'In a couple of weeks I'm getting married, so I'm taking stock of my life, adding up the pluses and minuses that factor into my goals.' 'Am I a positive or a negative integer?' 'You're a fraction.' 'How presumptuous of me.'
Bill Holbrook’s On The Fastrack for the 16th of January, 2017. Were I in Dethany’s position I would have asked about being a positive or negative number, but then that would leave Holbrook without a third panel. Dethany knows what her author needs most.

Scott Hilburn’s The Argyle Sweater for the 16th is the next anthropomorphic numerals joke for this week. I’m glad Hilburn want to be in my pages more. 5’s concern about figuring out x might be misplaced. We use variables for several purposes. One of them is as a name to give a number whose value we don’t know but wish to work out, and that’s how we first see them in high school algebra. But a variable might also be a number whose value we don’t particularly care about and will never try to work out. This could be because the variable is a parameter, with a value that’s fixed for a problem but not what we’re interested in. We don’t typically use ‘x’ for that, though; usually parameter are something earlier in the alphabet. That’s merely convention, but it is convention that dates back to René Descartes. Alternatively, we might use ‘x’ as a dummy variable. A dummy variable serves the same role that falsework on a building or a reference for an artistic sketch does. We use dummy variables to organize and carry out work, but we don’t care what its values are and we don’t even see the dummy variable in the final result. A dummy variable can be any name, but ‘x’ and ‘t’ are popular choices.

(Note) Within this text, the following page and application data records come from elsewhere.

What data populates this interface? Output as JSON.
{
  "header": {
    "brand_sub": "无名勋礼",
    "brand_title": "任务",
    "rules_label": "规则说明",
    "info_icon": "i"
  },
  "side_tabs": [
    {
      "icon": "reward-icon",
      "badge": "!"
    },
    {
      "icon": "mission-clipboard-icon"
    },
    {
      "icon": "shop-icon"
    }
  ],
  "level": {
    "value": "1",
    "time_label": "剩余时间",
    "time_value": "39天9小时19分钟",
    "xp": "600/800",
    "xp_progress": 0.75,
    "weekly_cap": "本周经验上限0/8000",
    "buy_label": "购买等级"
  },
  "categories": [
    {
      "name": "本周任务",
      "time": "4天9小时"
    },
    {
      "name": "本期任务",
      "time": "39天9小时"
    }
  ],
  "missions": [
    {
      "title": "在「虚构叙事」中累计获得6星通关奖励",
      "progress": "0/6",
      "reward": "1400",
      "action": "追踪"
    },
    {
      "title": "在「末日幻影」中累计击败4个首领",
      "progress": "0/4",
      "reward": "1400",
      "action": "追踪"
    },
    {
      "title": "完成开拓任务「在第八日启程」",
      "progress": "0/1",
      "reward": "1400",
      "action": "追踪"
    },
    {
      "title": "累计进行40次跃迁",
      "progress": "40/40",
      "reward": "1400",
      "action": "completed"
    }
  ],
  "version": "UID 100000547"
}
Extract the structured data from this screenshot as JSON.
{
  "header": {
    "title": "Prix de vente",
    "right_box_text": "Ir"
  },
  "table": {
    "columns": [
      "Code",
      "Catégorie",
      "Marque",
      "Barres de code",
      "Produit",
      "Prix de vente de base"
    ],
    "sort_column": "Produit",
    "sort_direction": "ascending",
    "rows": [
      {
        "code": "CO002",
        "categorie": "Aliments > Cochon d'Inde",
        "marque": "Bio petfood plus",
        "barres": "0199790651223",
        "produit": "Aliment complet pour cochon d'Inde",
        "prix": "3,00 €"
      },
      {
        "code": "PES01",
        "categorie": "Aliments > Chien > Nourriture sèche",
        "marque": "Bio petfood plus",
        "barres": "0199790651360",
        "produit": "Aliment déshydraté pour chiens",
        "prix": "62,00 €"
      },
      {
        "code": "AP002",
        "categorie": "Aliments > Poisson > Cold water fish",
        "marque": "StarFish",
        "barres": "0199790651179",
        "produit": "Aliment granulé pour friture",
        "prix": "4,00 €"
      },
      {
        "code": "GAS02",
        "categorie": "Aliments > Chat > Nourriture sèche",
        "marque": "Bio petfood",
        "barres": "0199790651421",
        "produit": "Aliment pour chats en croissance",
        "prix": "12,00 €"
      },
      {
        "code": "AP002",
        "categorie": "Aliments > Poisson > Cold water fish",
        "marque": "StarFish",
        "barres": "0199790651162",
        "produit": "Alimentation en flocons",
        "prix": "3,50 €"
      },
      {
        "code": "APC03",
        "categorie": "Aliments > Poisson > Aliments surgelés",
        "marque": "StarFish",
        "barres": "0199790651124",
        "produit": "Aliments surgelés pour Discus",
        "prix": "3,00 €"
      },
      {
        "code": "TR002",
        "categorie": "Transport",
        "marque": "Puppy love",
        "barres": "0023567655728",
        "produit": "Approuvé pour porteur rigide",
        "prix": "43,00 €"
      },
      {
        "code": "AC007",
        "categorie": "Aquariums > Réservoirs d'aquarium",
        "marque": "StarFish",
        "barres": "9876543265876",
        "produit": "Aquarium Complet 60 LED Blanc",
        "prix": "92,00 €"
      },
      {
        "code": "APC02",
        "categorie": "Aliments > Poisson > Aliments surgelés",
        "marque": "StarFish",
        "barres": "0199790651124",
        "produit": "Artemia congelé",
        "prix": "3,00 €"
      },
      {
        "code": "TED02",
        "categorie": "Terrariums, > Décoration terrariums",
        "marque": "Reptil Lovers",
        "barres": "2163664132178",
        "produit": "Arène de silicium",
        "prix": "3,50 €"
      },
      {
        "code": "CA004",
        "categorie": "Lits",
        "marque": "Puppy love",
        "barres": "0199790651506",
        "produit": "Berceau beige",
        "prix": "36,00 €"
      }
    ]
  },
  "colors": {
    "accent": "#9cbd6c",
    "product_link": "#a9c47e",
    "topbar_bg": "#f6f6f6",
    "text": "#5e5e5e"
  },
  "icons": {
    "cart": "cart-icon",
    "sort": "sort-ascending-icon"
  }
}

Terry LaBan and Patty LaBan’s Edge City rerun for the 16th plays on the idea that mathematics people talk in algebra. Funny enough, although, “the opposing defense is a variable of 6”? That’s an idiosyncratic use of “variable”. I’m going to suppose that Charles is just messing with Len’s head because, really, it’s fun doing a bit of that.

Reading the Comics, June 13, 2012


Because there weren’t many math-themed comic strips, that’s why I went so long without an update in my roster of comic strips that mention math subjects. After Mike Peters’s Mother Goose and Grimm put in the start of a binomial expression the comics pages — through King Features Syndicate and gocomics.com — decided to drop the whole subject pretty completely for the rest of May. It picked up a little in June.

Continue reading “Reading the Comics, June 13, 2012”